The Times says that Amtrak has a 75 percent share of the “air/rail” market between Washington and New York, but it only has a 54 percent share of the “air/rail” market between New York and Boston. It doesn’t say anything about intermediate points.
In a more realistic assessment, page 4 of Amtrak’s 2010 Vision for the Northeast Corridor reports that Amtrak carries 6 percent of travel in the Northeast Corridor, while planes carry 5 percent and the remaining 89 percent goes by highway. Amtrak doesn’t break out bus travel, but I estimate buses carry significantly more passengers than Amtrak, or approximately 8 to 9 percent of the corridor market.
The Times admits that “buses are eating into Amtrak’s market share” and blames it on “an aging infrastructure and Congressional opposition” to more subsidies to Amtrak. Well, boo hoo! Amtrak gets subsidies of nearly 30 cents per passenger mile, while subsidies to buses are so small as to be practically undetectable. Bus fares are also “far less than Amtrak,” admits the Times. I guess so: I estimate the average Bolt or Megabus rider pays under $15 to go between Washington and New York, while fares on Amtrak’s trains range from $49 (for the “Regional” trains that make more stops) to $145 (for the Acela, which is 20 minutes faster than the Regional trains).

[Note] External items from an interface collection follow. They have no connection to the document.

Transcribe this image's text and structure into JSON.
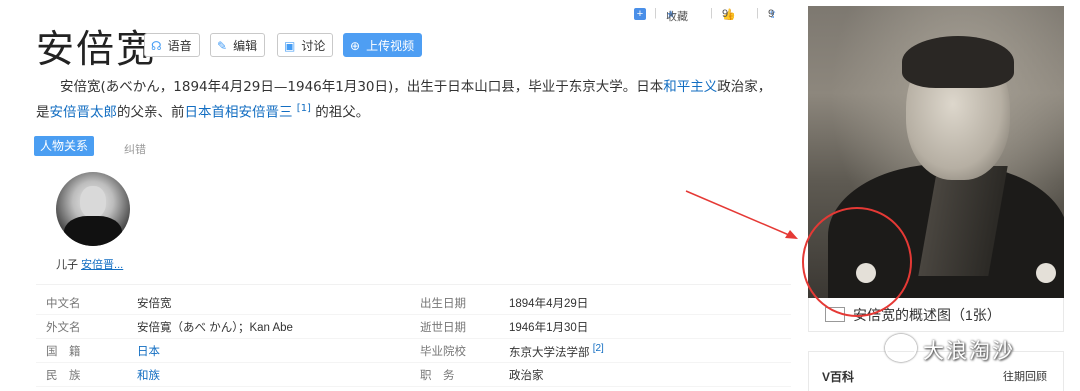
{
  "page": {
    "title": "安倍宽",
    "buttons": {
      "voice": "语音",
      "edit": "编辑",
      "discuss": "讨论",
      "upload": "上传视频"
    },
    "actions": {
      "favorite": "收藏",
      "likes": "9",
      "shares": "9"
    },
    "summary": {
      "p1": "安倍宽(あべかん，1894年4月29日—1946年1月30日)，出生于日本山口县，毕业于东京大学。日本",
      "link1": "和平主义",
      "p2": "政治家，是",
      "link2": "安倍晋太郎",
      "p3": "的父亲、前",
      "link3": "日本首相安倍晋三",
      "ref": "[1]",
      "p4": "的祖父。"
    },
    "relation": {
      "tag": "人物关系",
      "muted": "纠错",
      "role": "儿子",
      "name": "安倍晋..."
    },
    "infobox": {
      "left": [
        {
          "label": "中文名",
          "value": "安倍宽"
        },
        {
          "label": "外文名",
          "value": "安倍寛（あべ かん）；Kan Abe"
        },
        {
          "label": "国　籍",
          "value": "日本"
        },
        {
          "label": "民　族",
          "value": "和族"
        }
      ],
      "right": [
        {
          "label": "出生日期",
          "value": "1894年4月29日"
        },
        {
          "label": "逝世日期",
          "value": "1946年1月30日"
        },
        {
          "label": "毕业院校",
          "value": "东京大学法学部",
          "ref": "[2]"
        },
        {
          "label": "职　务",
          "value": "政治家"
        }
      ]
    },
    "photo_caption": "安倍宽的概述图（1张）",
    "vbaike": {
      "title": "V百科",
      "link": "往期回顾"
    },
    "watermark": "大浪淘沙",
    "colors": {
      "link": "#136ec2",
      "accent": "#4e9ef3",
      "annotation": "#e53935"
    }
  }
}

The Times makes the usual point that Amtrak is time-competitive with airlines when travel times to and from downtowns are included. But even in New York, most people don’t work downtown. Subsidies to Amtrak are subsidies to the high-paid bankers, lawyers, and lobbyists who work in downtown DC and Manhattan.